Saul Leiter: Retrospective
22 Jan - 3 Apr 2016
Snow, 1960 © Saul Leiter
Harlem, 1960 © Saul Leiter
Carol Brown, Harper’s Bazaar, ca. 1958 © Saul Leiter
Postmen, 1952 © Saul Leiter
Daughter of Milton Abery, 1950er © Saul Leiter
Straw Hat, ca. 1955 © Saul Leiter
Straw Hat, ca. 1955 © Saul Leiter
10 November 2015
The Photographers’ Gallery presents Saul Leiter: Retrospective, an exhibition examining the work of the pioneering American photographer and artist Saul Leiter (1923 - 2013, USA). It features more than 100 works, including early black-and-white and colour photographs, sketchbooks and ephemera and is Leiter’s first major show in a public gallery in the UK.

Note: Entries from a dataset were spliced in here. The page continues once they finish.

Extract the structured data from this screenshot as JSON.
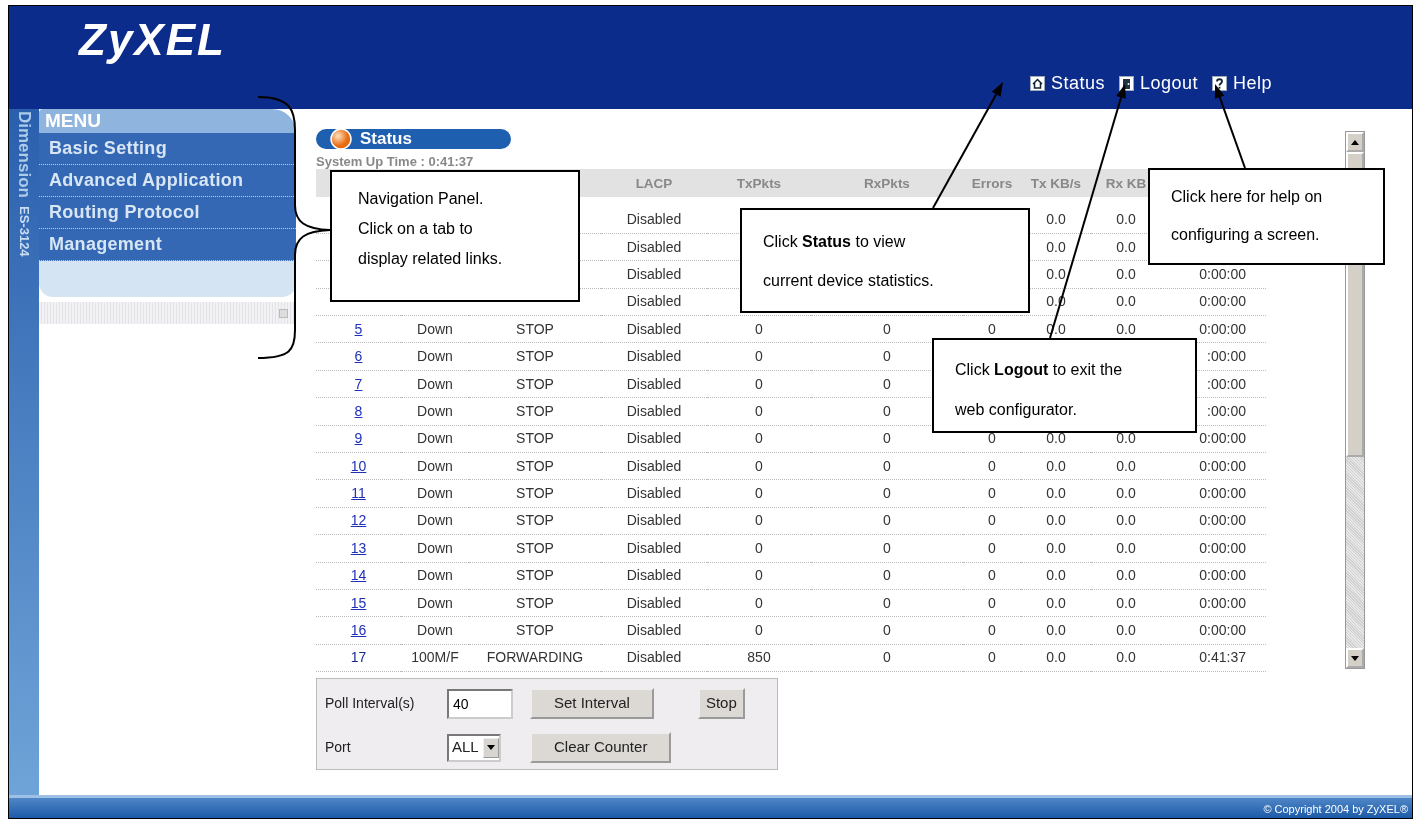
{
  "brand": {
    "logo": "ZyXEL",
    "model_strip": [
      "Dimension",
      "ES-3124"
    ]
  },
  "header_links": [
    {
      "label": "Status",
      "kind": "home"
    },
    {
      "label": "Logout",
      "kind": "logout"
    },
    {
      "label": "Help",
      "kind": "help"
    }
  ],
  "menu": {
    "title": "MENU",
    "items": [
      "Basic Setting",
      "Advanced Application",
      "Routing Protocol",
      "Management"
    ]
  },
  "page": {
    "title": "Status",
    "uptime": "System Up Time : 0:41:37"
  },
  "table": {
    "columns": [
      null,
      null,
      null,
      "LACP",
      "TxPkts",
      "RxPkts",
      "Errors",
      "Tx KB/s",
      "Rx KB",
      null
    ],
    "rows": [
      {
        "cells": [
          null,
          null,
          null,
          "Disabled",
          null,
          null,
          null,
          "0.0",
          "0.0",
          null
        ]
      },
      {
        "cells": [
          null,
          null,
          null,
          "Disabled",
          null,
          null,
          null,
          "0.0",
          "0.0",
          null
        ]
      },
      {
        "cells": [
          null,
          null,
          null,
          "Disabled",
          null,
          null,
          null,
          "0.0",
          "0.0",
          "0:00:00"
        ]
      },
      {
        "cells": [
          null,
          null,
          null,
          "Disabled",
          null,
          null,
          null,
          "0.0",
          "0.0",
          "0:00:00"
        ]
      },
      {
        "port_link": true,
        "cells": [
          "5",
          "Down",
          "STOP",
          "Disabled",
          "0",
          "0",
          "0",
          "0.0",
          "0.0",
          "0:00:00"
        ]
      },
      {
        "port_link": true,
        "cells": [
          "6",
          "Down",
          "STOP",
          "Disabled",
          "0",
          "0",
          null,
          null,
          null,
          ":00:00"
        ]
      },
      {
        "port_link": true,
        "cells": [
          "7",
          "Down",
          "STOP",
          "Disabled",
          "0",
          "0",
          null,
          null,
          null,
          ":00:00"
        ]
      },
      {
        "port_link": true,
        "cells": [
          "8",
          "Down",
          "STOP",
          "Disabled",
          "0",
          "0",
          null,
          null,
          null,
          ":00:00"
        ]
      },
      {
        "port_link": true,
        "cells": [
          "9",
          "Down",
          "STOP",
          "Disabled",
          "0",
          "0",
          "0",
          "0.0",
          "0.0",
          "0:00:00"
        ]
      },
      {
        "port_link": true,
        "cells": [
          "10",
          "Down",
          "STOP",
          "Disabled",
          "0",
          "0",
          "0",
          "0.0",
          "0.0",
          "0:00:00"
        ]
      },
      {
        "port_link": true,
        "cells": [
          "11",
          "Down",
          "STOP",
          "Disabled",
          "0",
          "0",
          "0",
          "0.0",
          "0.0",
          "0:00:00"
        ]
      },
      {
        "port_link": true,
        "cells": [
          "12",
          "Down",
          "STOP",
          "Disabled",
          "0",
          "0",
          "0",
          "0.0",
          "0.0",
          "0:00:00"
        ]
      },
      {
        "port_link": true,
        "cells": [
          "13",
          "Down",
          "STOP",
          "Disabled",
          "0",
          "0",
          "0",
          "0.0",
          "0.0",
          "0:00:00"
        ]
      },
      {
        "port_link": true,
        "cells": [
          "14",
          "Down",
          "STOP",
          "Disabled",
          "0",
          "0",
          "0",
          "0.0",
          "0.0",
          "0:00:00"
        ]
      },
      {
        "port_link": true,
        "cells": [
          "15",
          "Down",
          "STOP",
          "Disabled",
          "0",
          "0",
          "0",
          "0.0",
          "0.0",
          "0:00:00"
        ]
      },
      {
        "port_link": true,
        "cells": [
          "16",
          "Down",
          "STOP",
          "Disabled",
          "0",
          "0",
          "0",
          "0.0",
          "0.0",
          "0:00:00"
        ]
      },
      {
        "port_link": false,
        "cells": [
          "17",
          "100M/F",
          "FORWARDING",
          "Disabled",
          "850",
          "0",
          "0",
          "0.0",
          "0.0",
          "0:41:37"
        ]
      }
    ]
  },
  "controls": {
    "poll_label": "Poll Interval(s)",
    "poll_value": "40",
    "set_button": "Set Interval",
    "stop_button": "Stop",
    "port_label": "Port",
    "port_value": "ALL",
    "clear_button": "Clear Counter"
  },
  "footer": "© Copyright 2004 by ZyXEL®",
  "callouts": [
    {
      "kind": "brace",
      "text": "Navigation Panel.\nClick on a tab to\ndisplay related links."
    },
    {
      "kind": "arrow",
      "text": "Click **Status** to view\ncurrent device statistics."
    },
    {
      "kind": "arrow",
      "text": "Click **Logout**  to exit the\nweb configurator."
    },
    {
      "kind": "arrow",
      "text": "Click here for help on\nconfiguring a screen."
    }
  ]
}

Leiter was born in 1923 in Pittsburgh, Pennsylvania, to an Orthodox Jewish family in which he was expected to follow in the footsteps of his father, a renowned Talmudic rabbi and scholar. He instead chose to immerse himself in art history readings and painting and at the age of twenty-three decided to abandon his theological studies and move to New York City in pursuit of a creative career.

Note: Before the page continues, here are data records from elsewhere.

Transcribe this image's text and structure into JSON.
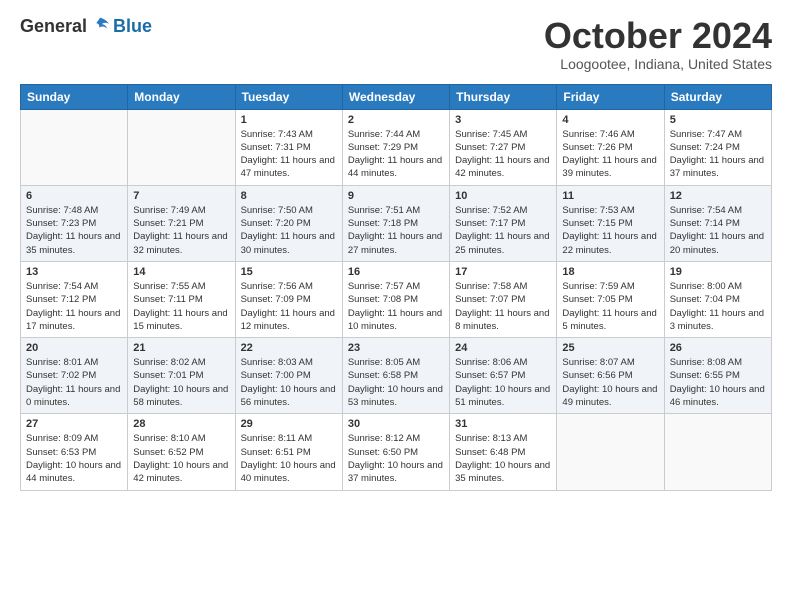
{
  "header": {
    "logo_general": "General",
    "logo_blue": "Blue",
    "month_title": "October 2024",
    "location": "Loogootee, Indiana, United States"
  },
  "weekdays": [
    "Sunday",
    "Monday",
    "Tuesday",
    "Wednesday",
    "Thursday",
    "Friday",
    "Saturday"
  ],
  "weeks": [
    [
      {
        "day": "",
        "info": ""
      },
      {
        "day": "",
        "info": ""
      },
      {
        "day": "1",
        "info": "Sunrise: 7:43 AM\nSunset: 7:31 PM\nDaylight: 11 hours and 47 minutes."
      },
      {
        "day": "2",
        "info": "Sunrise: 7:44 AM\nSunset: 7:29 PM\nDaylight: 11 hours and 44 minutes."
      },
      {
        "day": "3",
        "info": "Sunrise: 7:45 AM\nSunset: 7:27 PM\nDaylight: 11 hours and 42 minutes."
      },
      {
        "day": "4",
        "info": "Sunrise: 7:46 AM\nSunset: 7:26 PM\nDaylight: 11 hours and 39 minutes."
      },
      {
        "day": "5",
        "info": "Sunrise: 7:47 AM\nSunset: 7:24 PM\nDaylight: 11 hours and 37 minutes."
      }
    ],
    [
      {
        "day": "6",
        "info": "Sunrise: 7:48 AM\nSunset: 7:23 PM\nDaylight: 11 hours and 35 minutes."
      },
      {
        "day": "7",
        "info": "Sunrise: 7:49 AM\nSunset: 7:21 PM\nDaylight: 11 hours and 32 minutes."
      },
      {
        "day": "8",
        "info": "Sunrise: 7:50 AM\nSunset: 7:20 PM\nDaylight: 11 hours and 30 minutes."
      },
      {
        "day": "9",
        "info": "Sunrise: 7:51 AM\nSunset: 7:18 PM\nDaylight: 11 hours and 27 minutes."
      },
      {
        "day": "10",
        "info": "Sunrise: 7:52 AM\nSunset: 7:17 PM\nDaylight: 11 hours and 25 minutes."
      },
      {
        "day": "11",
        "info": "Sunrise: 7:53 AM\nSunset: 7:15 PM\nDaylight: 11 hours and 22 minutes."
      },
      {
        "day": "12",
        "info": "Sunrise: 7:54 AM\nSunset: 7:14 PM\nDaylight: 11 hours and 20 minutes."
      }
    ],
    [
      {
        "day": "13",
        "info": "Sunrise: 7:54 AM\nSunset: 7:12 PM\nDaylight: 11 hours and 17 minutes."
      },
      {
        "day": "14",
        "info": "Sunrise: 7:55 AM\nSunset: 7:11 PM\nDaylight: 11 hours and 15 minutes."
      },
      {
        "day": "15",
        "info": "Sunrise: 7:56 AM\nSunset: 7:09 PM\nDaylight: 11 hours and 12 minutes."
      },
      {
        "day": "16",
        "info": "Sunrise: 7:57 AM\nSunset: 7:08 PM\nDaylight: 11 hours and 10 minutes."
      },
      {
        "day": "17",
        "info": "Sunrise: 7:58 AM\nSunset: 7:07 PM\nDaylight: 11 hours and 8 minutes."
      },
      {
        "day": "18",
        "info": "Sunrise: 7:59 AM\nSunset: 7:05 PM\nDaylight: 11 hours and 5 minutes."
      },
      {
        "day": "19",
        "info": "Sunrise: 8:00 AM\nSunset: 7:04 PM\nDaylight: 11 hours and 3 minutes."
      }
    ],
    [
      {
        "day": "20",
        "info": "Sunrise: 8:01 AM\nSunset: 7:02 PM\nDaylight: 11 hours and 0 minutes."
      },
      {
        "day": "21",
        "info": "Sunrise: 8:02 AM\nSunset: 7:01 PM\nDaylight: 10 hours and 58 minutes."
      },
      {
        "day": "22",
        "info": "Sunrise: 8:03 AM\nSunset: 7:00 PM\nDaylight: 10 hours and 56 minutes."
      },
      {
        "day": "23",
        "info": "Sunrise: 8:05 AM\nSunset: 6:58 PM\nDaylight: 10 hours and 53 minutes."
      },
      {
        "day": "24",
        "info": "Sunrise: 8:06 AM\nSunset: 6:57 PM\nDaylight: 10 hours and 51 minutes."
      },
      {
        "day": "25",
        "info": "Sunrise: 8:07 AM\nSunset: 6:56 PM\nDaylight: 10 hours and 49 minutes."
      },
      {
        "day": "26",
        "info": "Sunrise: 8:08 AM\nSunset: 6:55 PM\nDaylight: 10 hours and 46 minutes."
      }
    ],
    [
      {
        "day": "27",
        "info": "Sunrise: 8:09 AM\nSunset: 6:53 PM\nDaylight: 10 hours and 44 minutes."
      },
      {
        "day": "28",
        "info": "Sunrise: 8:10 AM\nSunset: 6:52 PM\nDaylight: 10 hours and 42 minutes."
      },
      {
        "day": "29",
        "info": "Sunrise: 8:11 AM\nSunset: 6:51 PM\nDaylight: 10 hours and 40 minutes."
      },
      {
        "day": "30",
        "info": "Sunrise: 8:12 AM\nSunset: 6:50 PM\nDaylight: 10 hours and 37 minutes."
      },
      {
        "day": "31",
        "info": "Sunrise: 8:13 AM\nSunset: 6:48 PM\nDaylight: 10 hours and 35 minutes."
      },
      {
        "day": "",
        "info": ""
      },
      {
        "day": "",
        "info": ""
      }
    ]
  ]
}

It was here that Leiter got to know the American artist Richard Pousette-Dart, who introduced him to photography. Leiter took to the medium very quickly and it soon became his main source of artistic output and livelihood. He started taking fashion photographs, exhibiting great compositional skills and a pronounced sense of elegance and humour which positioned him as a leading figure in the field.

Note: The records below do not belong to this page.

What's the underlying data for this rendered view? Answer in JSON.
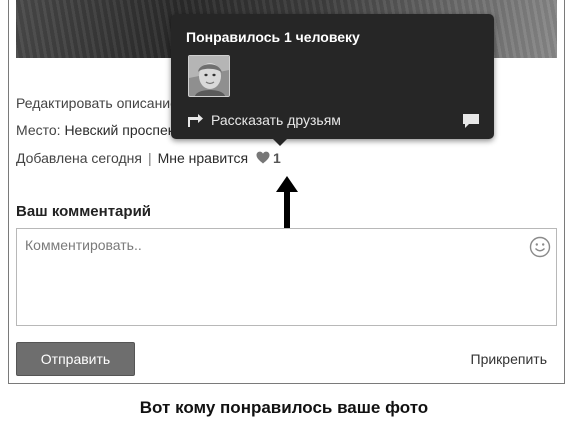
{
  "photo_info": {
    "edit_description": "Редактировать описание",
    "place_label": "Место:",
    "place_value": "Невский проспект, Санкт-Петербург",
    "added": "Добавлена сегодня",
    "separator": "|",
    "likes_label": "Мне нравится",
    "likes_count": "1"
  },
  "likes_popup": {
    "title": "Понравилось 1 человеку",
    "share_label": "Рассказать друзьям",
    "icons": [
      "share-arrow-icon",
      "comment-bubble-icon"
    ]
  },
  "comment": {
    "heading": "Ваш комментарий",
    "placeholder": "Комментировать..",
    "value": "",
    "send_label": "Отправить",
    "attach_label": "Прикрепить"
  },
  "caption": "Вот кому понравилось ваше фото",
  "colors": {
    "popup_bg": "#262626",
    "button_bg": "#6e6e6e",
    "text": "#444444"
  }
}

In his photographs, the genres of street life, portraiture, still life, fashion and architectural photography fuse together. Leiter came across his subjects, such as shop windows, passers-by, cars, signs and (a recurrent motif) umbrellas, in the direct vicinity of his apartment in New York, where he lived for almost 60 years. The lack of clear detail, the blurring of movement and the reduction in depth of field, as well as the use of windows and shadows as natural filters, combine to create a photographic language of colour and abstraction set against the urban space.
Despite his prolific career Leiter did not receive due recognition for his pioneering role in the emergence of colour photography until late in his life. His early use of colour and a freer artistic style in the 1940s, which preceded the emergence of ‘New Colour Photography’ as exemplified by William Eggleston and Stephen Shore, was often criticised for going against the documentary and art traditions of the day. Leiter always saw himself as both a painter and photographer, drawn to shapes, shadows, surfaces and textures in his paintings and pictures; he embraced a fluid transition between the abstract and the figurative in all his work.
His legacy is widely acknowledged among photographic and cinematic communities with film director Todd Haynes crediting Leiter as being the aesthetic inspiration behind much of his work including his new film Carol.
Discussing his work Saul Leiter said: I like it when one is not certain what one sees. When we do not know why the photographer has taken a picture and when we do not know why we are looking at it, all of a sudden we discover something that we start seeing. I like this confusion.
Exhibition curated by Ingo Taubhorn, curator, House of Photography/Deichtorhallen Hamburg and curator Brigitte Woischnik.
Saul Leiter: Retrospective has been organised in collaboration with the Deichtorhallen Hamburg - House of Photography.